    May I recommend to you the Nortwestern-Newberry edition of Moby Dick. The book is so full of allusions that most of us, due to poor education, no longer understand. The edition in question is replete with footnotes that explain what otherwise would just raise our eyebrow. And I suspect you will find much substance for future comment in the chapter called the Try Works.

  • Posted by: jackbene3651 - Mar. 13, 2017 10:37 PM ET USA
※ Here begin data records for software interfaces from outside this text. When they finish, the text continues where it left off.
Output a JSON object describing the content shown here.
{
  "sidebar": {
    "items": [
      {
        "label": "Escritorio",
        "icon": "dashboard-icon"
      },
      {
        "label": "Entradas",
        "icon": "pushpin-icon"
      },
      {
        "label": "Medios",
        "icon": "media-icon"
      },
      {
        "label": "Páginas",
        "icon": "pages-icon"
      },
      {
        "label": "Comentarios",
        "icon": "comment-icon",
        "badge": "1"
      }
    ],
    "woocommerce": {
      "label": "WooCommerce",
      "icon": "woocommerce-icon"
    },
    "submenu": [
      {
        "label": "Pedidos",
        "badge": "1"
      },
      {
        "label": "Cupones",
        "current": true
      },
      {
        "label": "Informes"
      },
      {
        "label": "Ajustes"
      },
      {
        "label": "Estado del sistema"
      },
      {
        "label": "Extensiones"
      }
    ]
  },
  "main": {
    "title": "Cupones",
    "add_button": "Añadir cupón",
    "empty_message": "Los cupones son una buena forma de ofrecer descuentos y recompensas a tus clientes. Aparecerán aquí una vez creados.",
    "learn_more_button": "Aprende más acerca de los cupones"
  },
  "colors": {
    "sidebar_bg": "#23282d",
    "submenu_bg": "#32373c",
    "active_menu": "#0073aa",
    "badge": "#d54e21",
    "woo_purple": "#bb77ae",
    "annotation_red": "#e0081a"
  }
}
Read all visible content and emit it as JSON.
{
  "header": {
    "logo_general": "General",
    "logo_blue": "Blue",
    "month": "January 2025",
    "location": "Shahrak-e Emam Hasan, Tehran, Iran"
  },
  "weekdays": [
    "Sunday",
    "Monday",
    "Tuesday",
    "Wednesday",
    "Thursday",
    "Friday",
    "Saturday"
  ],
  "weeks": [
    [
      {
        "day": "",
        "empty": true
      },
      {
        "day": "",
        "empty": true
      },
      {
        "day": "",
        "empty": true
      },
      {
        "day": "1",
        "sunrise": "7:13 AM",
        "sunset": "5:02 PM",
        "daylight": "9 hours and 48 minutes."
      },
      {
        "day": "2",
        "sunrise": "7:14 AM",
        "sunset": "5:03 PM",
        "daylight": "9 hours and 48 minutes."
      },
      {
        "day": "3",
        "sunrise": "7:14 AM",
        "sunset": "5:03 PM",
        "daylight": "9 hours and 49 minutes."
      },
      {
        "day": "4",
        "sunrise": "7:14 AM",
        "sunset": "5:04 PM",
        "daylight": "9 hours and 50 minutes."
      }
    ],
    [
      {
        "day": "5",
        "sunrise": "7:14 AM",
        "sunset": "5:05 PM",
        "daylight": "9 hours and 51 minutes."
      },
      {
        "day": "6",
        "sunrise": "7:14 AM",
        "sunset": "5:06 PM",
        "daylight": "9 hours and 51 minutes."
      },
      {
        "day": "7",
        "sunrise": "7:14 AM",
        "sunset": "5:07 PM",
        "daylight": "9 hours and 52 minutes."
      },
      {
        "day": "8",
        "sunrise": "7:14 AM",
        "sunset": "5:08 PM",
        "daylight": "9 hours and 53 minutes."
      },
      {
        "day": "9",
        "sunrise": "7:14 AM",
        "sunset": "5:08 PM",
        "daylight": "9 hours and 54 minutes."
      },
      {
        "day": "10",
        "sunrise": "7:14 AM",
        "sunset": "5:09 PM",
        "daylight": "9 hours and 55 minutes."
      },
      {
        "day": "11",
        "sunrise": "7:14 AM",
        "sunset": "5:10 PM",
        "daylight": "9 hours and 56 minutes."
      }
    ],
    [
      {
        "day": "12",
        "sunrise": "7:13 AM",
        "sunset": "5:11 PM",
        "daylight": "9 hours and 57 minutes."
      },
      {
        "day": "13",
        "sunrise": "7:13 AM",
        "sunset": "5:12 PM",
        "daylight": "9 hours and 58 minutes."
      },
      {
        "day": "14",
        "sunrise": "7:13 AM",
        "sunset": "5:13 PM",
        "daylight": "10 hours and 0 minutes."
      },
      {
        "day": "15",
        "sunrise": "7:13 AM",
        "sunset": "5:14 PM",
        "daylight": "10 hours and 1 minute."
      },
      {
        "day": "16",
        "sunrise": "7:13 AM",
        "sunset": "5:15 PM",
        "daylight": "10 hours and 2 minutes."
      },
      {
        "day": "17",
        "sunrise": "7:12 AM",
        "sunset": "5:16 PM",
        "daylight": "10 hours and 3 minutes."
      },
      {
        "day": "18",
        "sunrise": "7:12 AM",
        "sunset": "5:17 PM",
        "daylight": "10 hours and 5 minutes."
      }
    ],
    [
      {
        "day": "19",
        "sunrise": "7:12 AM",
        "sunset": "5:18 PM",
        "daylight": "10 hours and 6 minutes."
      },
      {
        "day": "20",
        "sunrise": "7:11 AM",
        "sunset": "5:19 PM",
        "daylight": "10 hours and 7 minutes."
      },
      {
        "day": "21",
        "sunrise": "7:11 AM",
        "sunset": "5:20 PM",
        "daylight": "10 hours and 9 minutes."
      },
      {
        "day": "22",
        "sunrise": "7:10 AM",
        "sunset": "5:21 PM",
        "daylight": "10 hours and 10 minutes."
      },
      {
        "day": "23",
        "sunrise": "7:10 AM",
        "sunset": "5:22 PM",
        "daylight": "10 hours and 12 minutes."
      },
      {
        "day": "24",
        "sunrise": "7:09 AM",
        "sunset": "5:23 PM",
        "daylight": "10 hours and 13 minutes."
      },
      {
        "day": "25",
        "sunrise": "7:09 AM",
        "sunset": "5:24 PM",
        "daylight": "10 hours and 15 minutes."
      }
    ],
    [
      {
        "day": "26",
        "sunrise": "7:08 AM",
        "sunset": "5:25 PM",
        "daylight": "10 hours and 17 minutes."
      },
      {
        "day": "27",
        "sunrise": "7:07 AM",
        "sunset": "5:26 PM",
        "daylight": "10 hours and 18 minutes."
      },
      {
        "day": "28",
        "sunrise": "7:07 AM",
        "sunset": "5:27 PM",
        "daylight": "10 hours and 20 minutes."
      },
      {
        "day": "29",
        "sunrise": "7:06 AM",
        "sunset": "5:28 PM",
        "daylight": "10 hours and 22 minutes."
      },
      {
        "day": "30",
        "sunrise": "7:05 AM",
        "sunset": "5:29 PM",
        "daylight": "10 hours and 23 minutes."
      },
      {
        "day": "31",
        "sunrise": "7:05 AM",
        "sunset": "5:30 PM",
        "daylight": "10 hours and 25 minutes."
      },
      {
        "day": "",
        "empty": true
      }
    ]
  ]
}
    Anyone interested in Melville's work should be sure not to miss the short story Bartleby, the Scrivener: A Story of Wall Street.